Can the Golden Card buy the Golden Dream?

Can the Golden Card buy the Golden Dream?

Not surprisingly, the recent NATO summit in Wales has dominated headlines in the Georgian press. Unlike in previous years, officials in Tbilisi stuck to promises that Georgia was primed to receive something “better than a MAP.” Russia’s involvement in shaping a “frozen conflict” in Ukraine only raised expectations that the alliance would offer Georgia greater integration. More importantly, however, Moscow’s new “deniable warfare” has prompted NATO members to finally follow their own rules - devote at least 2% of their countries’ GDP for their militaries - and not rely solely on Article 5. Ukraine’s fate notwithstanding, Russia’s recent aggression may be a blessing in disguise for Georgia’s security: a wakeup call within NATO and the realization that words of assurance continue to have zero value.

I was personally very intrigued as to what kind of formal award Georgia could obtain and its long and costly NATO membership aspirations. It tuned out being the “Gold Card,” which was also granted to Sweden, Finland, Australia and Jordan, symbolizing a new and elevated format of cooperation with the alliance. It is enough to keep enemies at bay? Of course not! Some new NATO members are very concerned with the Ukrainian variant of invasion enough to evoke the famous words: “A specter is haunting Europe — the specter of communism.”

NATO and EU

GORBI has been continuously measuring public attitudes towards NATO over the last 10 years.
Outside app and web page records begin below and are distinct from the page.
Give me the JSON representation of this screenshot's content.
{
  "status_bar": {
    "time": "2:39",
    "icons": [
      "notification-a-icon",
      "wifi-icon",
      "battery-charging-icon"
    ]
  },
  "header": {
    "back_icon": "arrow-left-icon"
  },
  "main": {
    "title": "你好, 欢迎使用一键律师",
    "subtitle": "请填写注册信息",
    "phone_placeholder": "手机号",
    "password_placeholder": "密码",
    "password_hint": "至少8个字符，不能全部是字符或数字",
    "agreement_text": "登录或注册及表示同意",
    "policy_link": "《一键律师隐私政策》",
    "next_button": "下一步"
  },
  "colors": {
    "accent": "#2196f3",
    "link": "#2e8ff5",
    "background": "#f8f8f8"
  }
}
During this period, a large majority of Georgians was highly supportive towards integration with the alliance, a sentiment not damaged by the Georgian-Russian war in 2008 or democratic regime change of power in 2012 in the country.

Similarly, Georgians do not consider any alternative to joining the EU. In fact, the public is even more supportive of EU integration as it is a less irritating prospect for Russia and Georgians consider the EU its future. GORBI’s recent survey reveals that favorability ratings towards both the EU and NATO are still very high, though it dropped by four percentage points for EU and by four points for NATO compared January 2014. Support for the EU and NATO now stands at “only” 78% and 75%, respectively.

Chart 1. Positive attitudes towards EU and NATO (%)

Source: GORBI nationwide surveys. NB. “Very favorable” and “favorable” answers are combined.

Russia and USA

Based on GORBI’s late August public opinion survey, over half of the Georgian public (51%) has a favorable rating towards Russia. (This should not be confused with the Russian government or directly to Mr. Putin’s rating, which is way lower in Georgia. I will present comparative ratings of several countries’ leaders in the next weeks’ column.) Also, over the last six years this was not at all stable (it reached its maximum (83%) before 2008 war; after regime change in 2012 it started growing again (as it is said - hope dies last) but decreased in parallel with the conflict in Ukraine. However, there are positive signs as well (and this not only includes restored trade links): in July, Georgia signed the EU Association Agreement, a process that was accelerated in following Russia’s annexation of Crimea. It remains to be seen how much this new “free trade” involves “fair trade” and what the benefits will be. Likely much is discussed behind closed doors, while the public tags along.

In contrast the United States enjoys a stable high favorability rating among the Georgian public with small fluctuations.  Georgians still regard the US as their #1 political ally and the only country we can ring up 24/7 if we see unrecognized fighting objects or “little green man” close to our borders or in the occupied regions. More seriously – the US has been a steadfast supporter of Georgia during over two decades of difficult political or institutional reforms. 

Chart 2. Positive attitudes towards Russia and USA (%)

Source: GORBI nationwide surveys. NB. “Very favorable” and “favorable” answers are combined.

The bottom line is that Georgia now has the “Gold Card.” I too have a gold card but it dries up if I don’t top it up every month. Just as I am not protected financially by possessing a golden credit card, Georgia is not protected physically with its new NATO enshrined card status. We will both continue to live the same life as before the summit – a somewhat fragile one. The recent NATO summit actually was a good thing for the alliance, as its members now cannot deny having a 3D picture of the specter that is haunting Europe. As for Georgians, I only wish that they will be more favorably disposed towards the US, Russia, EU and NATO than they are now.

As a regional hub for partner organizations and international clients, since 2003, GORBI is the only Georgian member of the Gallup International research network to have over two decades of experience in survey research in post-Soviet Union countries, as well as Mongolia and Iraq. All surveys were conducted on a national representative sample of 1,000 respondents; data retains a 3% margin of error, with confidence at 95%. This data was provided exclusively to the Financial. Please do not visit our site (www.gorbi.com); it is under construction.